** ABOUT THIS TASK **
Find the lines of the records in which the word "snippet" appears and report how many there are, as a number alone.

★ ★ ★ ★ ★

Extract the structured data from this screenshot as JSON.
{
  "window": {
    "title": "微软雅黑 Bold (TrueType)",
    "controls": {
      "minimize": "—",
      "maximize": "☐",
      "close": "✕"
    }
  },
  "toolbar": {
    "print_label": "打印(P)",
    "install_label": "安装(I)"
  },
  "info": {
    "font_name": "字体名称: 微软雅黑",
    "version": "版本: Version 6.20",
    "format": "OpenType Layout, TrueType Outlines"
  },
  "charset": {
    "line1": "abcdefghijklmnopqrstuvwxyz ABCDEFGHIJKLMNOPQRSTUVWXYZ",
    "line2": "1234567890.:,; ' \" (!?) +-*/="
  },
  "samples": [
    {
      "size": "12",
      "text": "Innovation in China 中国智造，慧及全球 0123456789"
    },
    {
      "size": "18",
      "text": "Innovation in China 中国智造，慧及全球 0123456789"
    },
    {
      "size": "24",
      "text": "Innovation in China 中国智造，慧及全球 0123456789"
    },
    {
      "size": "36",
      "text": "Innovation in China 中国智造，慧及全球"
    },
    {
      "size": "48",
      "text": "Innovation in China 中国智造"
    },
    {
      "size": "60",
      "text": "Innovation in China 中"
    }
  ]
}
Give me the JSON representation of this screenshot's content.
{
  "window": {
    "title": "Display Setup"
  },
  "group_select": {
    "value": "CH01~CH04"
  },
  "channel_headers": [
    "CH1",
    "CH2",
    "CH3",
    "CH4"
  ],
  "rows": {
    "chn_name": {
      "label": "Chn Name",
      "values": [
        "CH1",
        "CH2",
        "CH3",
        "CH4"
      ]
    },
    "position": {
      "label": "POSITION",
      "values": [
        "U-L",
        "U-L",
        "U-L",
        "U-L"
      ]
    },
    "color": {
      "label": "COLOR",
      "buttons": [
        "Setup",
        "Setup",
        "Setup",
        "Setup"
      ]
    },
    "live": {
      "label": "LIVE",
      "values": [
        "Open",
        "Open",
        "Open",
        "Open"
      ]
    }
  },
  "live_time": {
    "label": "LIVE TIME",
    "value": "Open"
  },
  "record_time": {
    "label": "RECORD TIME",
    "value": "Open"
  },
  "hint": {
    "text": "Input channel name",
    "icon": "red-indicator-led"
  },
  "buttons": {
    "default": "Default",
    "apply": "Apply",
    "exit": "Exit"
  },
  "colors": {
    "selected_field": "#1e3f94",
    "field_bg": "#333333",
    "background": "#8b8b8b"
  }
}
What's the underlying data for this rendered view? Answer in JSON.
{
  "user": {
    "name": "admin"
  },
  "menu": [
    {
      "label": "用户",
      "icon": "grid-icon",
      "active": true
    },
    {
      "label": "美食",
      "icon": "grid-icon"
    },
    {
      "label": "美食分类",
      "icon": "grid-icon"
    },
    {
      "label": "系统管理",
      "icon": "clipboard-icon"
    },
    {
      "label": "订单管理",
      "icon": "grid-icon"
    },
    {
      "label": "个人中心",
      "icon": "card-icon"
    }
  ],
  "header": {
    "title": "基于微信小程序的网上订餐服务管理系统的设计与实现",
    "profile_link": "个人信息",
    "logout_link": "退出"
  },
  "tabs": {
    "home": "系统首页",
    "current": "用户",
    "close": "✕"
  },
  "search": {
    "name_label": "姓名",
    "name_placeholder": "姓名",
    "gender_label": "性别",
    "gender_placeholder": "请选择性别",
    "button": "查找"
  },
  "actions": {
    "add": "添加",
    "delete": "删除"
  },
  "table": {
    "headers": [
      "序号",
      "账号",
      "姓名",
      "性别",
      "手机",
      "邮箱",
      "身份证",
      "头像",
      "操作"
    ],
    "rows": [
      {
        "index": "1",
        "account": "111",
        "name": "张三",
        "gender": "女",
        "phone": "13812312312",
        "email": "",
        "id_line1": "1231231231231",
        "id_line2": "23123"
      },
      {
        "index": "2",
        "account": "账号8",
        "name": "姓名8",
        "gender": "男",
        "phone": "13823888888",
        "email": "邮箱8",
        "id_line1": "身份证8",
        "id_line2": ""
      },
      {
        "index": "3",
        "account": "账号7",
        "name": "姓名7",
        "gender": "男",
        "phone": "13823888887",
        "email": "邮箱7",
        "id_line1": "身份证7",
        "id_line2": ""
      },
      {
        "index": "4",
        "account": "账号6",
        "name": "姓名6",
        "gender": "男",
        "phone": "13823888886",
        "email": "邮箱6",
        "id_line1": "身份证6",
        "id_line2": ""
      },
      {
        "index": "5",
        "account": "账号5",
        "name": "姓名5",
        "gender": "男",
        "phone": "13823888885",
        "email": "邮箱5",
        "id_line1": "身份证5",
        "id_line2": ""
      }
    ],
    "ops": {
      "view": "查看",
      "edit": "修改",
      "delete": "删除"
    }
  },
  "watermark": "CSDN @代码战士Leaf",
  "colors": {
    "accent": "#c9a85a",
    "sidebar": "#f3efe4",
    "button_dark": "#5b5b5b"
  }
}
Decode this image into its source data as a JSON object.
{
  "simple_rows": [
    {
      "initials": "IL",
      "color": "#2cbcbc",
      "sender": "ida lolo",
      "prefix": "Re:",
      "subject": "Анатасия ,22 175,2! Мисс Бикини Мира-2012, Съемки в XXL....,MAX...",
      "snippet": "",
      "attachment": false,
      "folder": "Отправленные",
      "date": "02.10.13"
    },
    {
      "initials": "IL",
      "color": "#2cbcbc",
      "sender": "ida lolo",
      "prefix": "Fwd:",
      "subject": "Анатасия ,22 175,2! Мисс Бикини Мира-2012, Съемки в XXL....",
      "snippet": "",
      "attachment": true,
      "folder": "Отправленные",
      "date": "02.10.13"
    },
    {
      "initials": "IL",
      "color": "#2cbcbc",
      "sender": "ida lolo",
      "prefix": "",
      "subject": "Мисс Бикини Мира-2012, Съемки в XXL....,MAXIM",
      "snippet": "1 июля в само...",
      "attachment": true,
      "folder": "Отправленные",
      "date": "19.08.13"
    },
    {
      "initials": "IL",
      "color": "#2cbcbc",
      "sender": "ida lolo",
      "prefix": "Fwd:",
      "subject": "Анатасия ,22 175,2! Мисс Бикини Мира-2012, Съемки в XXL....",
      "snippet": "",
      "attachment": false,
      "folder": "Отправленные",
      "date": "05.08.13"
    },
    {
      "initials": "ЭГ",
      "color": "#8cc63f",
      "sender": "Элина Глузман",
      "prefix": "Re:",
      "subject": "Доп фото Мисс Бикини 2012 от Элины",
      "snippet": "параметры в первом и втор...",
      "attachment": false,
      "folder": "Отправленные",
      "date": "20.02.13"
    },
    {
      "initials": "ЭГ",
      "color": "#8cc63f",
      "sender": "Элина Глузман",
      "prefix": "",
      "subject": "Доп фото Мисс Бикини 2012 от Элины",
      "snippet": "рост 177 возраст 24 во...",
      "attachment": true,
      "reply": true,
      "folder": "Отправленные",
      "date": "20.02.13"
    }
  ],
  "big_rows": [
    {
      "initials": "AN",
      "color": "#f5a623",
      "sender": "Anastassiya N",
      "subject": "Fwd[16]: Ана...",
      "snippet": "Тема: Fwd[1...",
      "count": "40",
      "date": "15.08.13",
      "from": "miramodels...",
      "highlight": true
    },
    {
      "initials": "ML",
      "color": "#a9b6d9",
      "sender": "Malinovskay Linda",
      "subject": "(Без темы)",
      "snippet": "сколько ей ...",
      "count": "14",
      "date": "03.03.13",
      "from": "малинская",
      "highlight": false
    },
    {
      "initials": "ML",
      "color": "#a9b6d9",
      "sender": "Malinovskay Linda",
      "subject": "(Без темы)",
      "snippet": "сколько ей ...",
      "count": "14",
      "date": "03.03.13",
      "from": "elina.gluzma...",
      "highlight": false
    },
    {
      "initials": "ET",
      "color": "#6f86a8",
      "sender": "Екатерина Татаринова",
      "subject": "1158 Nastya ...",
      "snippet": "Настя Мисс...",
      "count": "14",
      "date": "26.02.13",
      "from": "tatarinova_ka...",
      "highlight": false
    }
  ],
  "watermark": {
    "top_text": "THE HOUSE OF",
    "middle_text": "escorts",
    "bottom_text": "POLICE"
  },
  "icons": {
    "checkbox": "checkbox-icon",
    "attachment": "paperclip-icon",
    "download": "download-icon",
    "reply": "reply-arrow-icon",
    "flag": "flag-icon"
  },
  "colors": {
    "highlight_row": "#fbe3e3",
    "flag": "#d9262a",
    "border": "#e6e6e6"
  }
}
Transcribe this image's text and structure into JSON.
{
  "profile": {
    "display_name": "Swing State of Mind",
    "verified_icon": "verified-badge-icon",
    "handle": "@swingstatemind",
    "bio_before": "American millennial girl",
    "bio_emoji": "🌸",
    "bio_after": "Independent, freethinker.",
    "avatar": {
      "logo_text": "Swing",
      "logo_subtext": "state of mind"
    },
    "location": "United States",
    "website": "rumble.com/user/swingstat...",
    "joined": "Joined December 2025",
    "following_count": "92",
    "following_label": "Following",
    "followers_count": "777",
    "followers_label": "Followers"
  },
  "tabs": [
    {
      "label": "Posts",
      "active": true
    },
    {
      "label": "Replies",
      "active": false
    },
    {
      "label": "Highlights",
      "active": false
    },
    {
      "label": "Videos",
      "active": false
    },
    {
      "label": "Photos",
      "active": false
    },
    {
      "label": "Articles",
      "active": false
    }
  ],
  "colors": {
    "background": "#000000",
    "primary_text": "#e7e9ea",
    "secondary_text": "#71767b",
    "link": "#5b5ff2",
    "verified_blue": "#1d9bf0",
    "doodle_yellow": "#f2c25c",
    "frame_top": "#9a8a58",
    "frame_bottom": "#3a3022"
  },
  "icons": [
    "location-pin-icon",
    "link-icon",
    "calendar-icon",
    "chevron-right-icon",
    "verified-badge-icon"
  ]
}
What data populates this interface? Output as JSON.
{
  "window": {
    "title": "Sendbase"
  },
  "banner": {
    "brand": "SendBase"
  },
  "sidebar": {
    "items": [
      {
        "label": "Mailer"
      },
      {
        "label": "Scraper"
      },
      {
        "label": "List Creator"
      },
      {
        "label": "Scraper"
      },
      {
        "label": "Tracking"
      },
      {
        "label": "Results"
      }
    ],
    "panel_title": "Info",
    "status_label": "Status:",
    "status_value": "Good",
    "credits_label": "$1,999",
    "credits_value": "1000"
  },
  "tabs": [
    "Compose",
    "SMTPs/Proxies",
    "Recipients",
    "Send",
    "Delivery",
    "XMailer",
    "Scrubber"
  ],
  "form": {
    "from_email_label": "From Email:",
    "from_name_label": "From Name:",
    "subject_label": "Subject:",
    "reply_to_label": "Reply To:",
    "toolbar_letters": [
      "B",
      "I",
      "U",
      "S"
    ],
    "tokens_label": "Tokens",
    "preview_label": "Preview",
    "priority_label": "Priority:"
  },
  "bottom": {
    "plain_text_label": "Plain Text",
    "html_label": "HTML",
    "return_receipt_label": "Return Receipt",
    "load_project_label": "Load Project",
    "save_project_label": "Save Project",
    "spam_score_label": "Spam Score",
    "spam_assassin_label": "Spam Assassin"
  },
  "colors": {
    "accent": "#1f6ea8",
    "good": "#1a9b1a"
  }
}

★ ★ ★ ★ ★

** EXPECTED ANSWER **
10